Multimodality is a fun word and a definite adventure. MY favorite creative workflow these days is Tweets-->Blog-->video or comic. It's been really interesting to see how different mediums invite one to transform the prior content, sometimes in surprising and significant ways.

Matt K said...

That "transmedia" item is frankly amazing for the sheer chutzpa involved in trying to hoot about the importance of "authenticity" and "meaning" while, itself, amounting to nothing more than a vacuous mass of buzzword-packed hype.

If it weren't so long it could almost be an item in The Onion.

@Botgirl - Actually, I very much think of your work in a transmedia frame of reference. The term is generally for mass media, but there's absolutely no reason it's not viable on a more personal scale. Though it raises an interesting question in that while Botgirl is, in essence, a digital fiction across multiple platforms, how is that differentiated from, say, myself, where I'm still trying to construct a personal narrative through the same channels AS WELL AS the analog real life component? Does "transmedia" apply to real people like myself who make a conscious and concerted effort to have only one story? Is "transmedia" only applicable to fiction?

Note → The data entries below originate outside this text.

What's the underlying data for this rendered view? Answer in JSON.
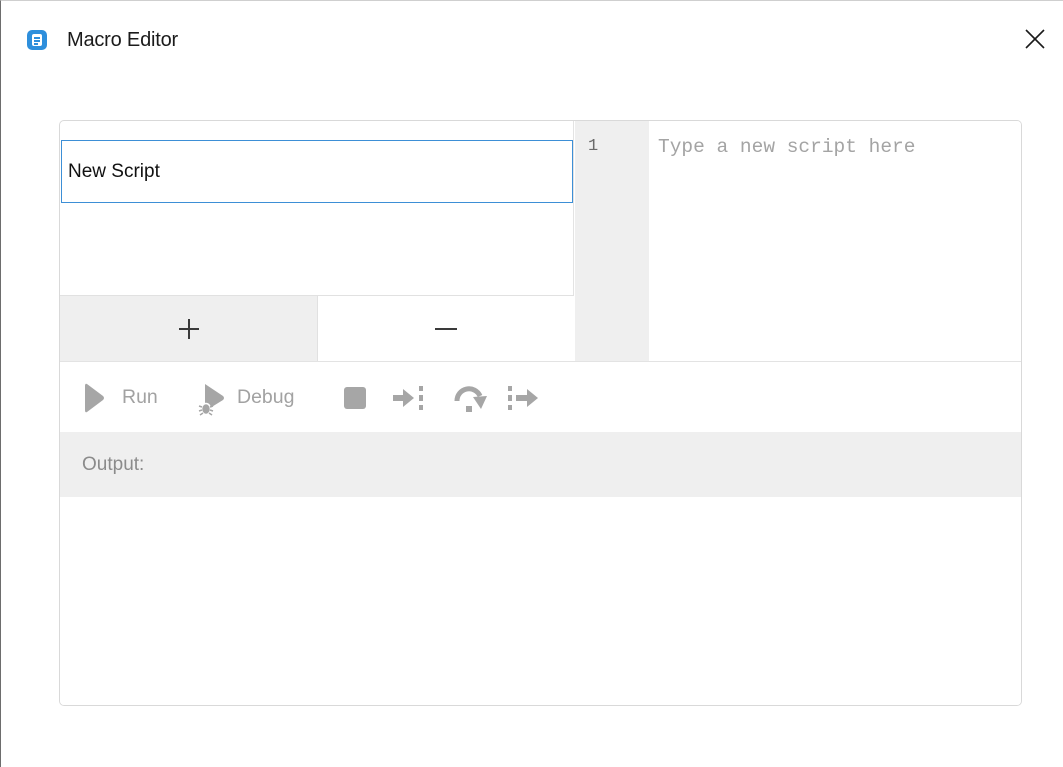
{
  "window": {
    "title": "Macro Editor",
    "app_icon": "document-icon",
    "close_icon": "close-icon"
  },
  "scripts": {
    "name_value": "New Script",
    "add_label": "+",
    "remove_label": "−"
  },
  "editor": {
    "line_numbers": [
      "1"
    ],
    "placeholder": "Type a new script here"
  },
  "toolbar": {
    "run_label": "Run",
    "debug_label": "Debug",
    "icons": [
      "play-icon",
      "debug-icon",
      "stop-icon",
      "step-into-icon",
      "step-over-icon",
      "step-out-icon"
    ]
  },
  "output": {
    "label": "Output:",
    "content": ""
  },
  "colors": {
    "accent": "#3d8fd6",
    "app_icon": "#2e8fdc",
    "disabled": "#a2a2a2",
    "panel_gray": "#efefef"
  }
}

@Matt - Consider the audience it's intended for, though: readers of Psychology Today. People who have an interest in psychology, but not so much that they're readnig academic journals. They're likely not as familiar with media topics, so it has to be deliberately high-level, hence the buzzwords. It's not meant to be particularly deep or overly insightful; it's more of a "Hey, jackass! Wake up to the 21st century already!" piece and I think it does a decent job on that front if you haven't been paying attention to that type of material. (Which, I daresay, is probably a LOT more people than you might think! I'd be willing to bet that only 1 or 2 people at most of the 75-ish folks in my marketing department have heard the word "transmedia" before.)

It's interesting to try to parse the differences between transmedia storytelling and branding in the context of a person/character versus a specific storyline. For instance you have Batman or Superman in comics over diverse different story arcs, many of which are self-contained.

Transmedia storytelling also seems to be closely related to branding, but the story is less about plot/narrative and more about creating the sense of a visceral sense of identity.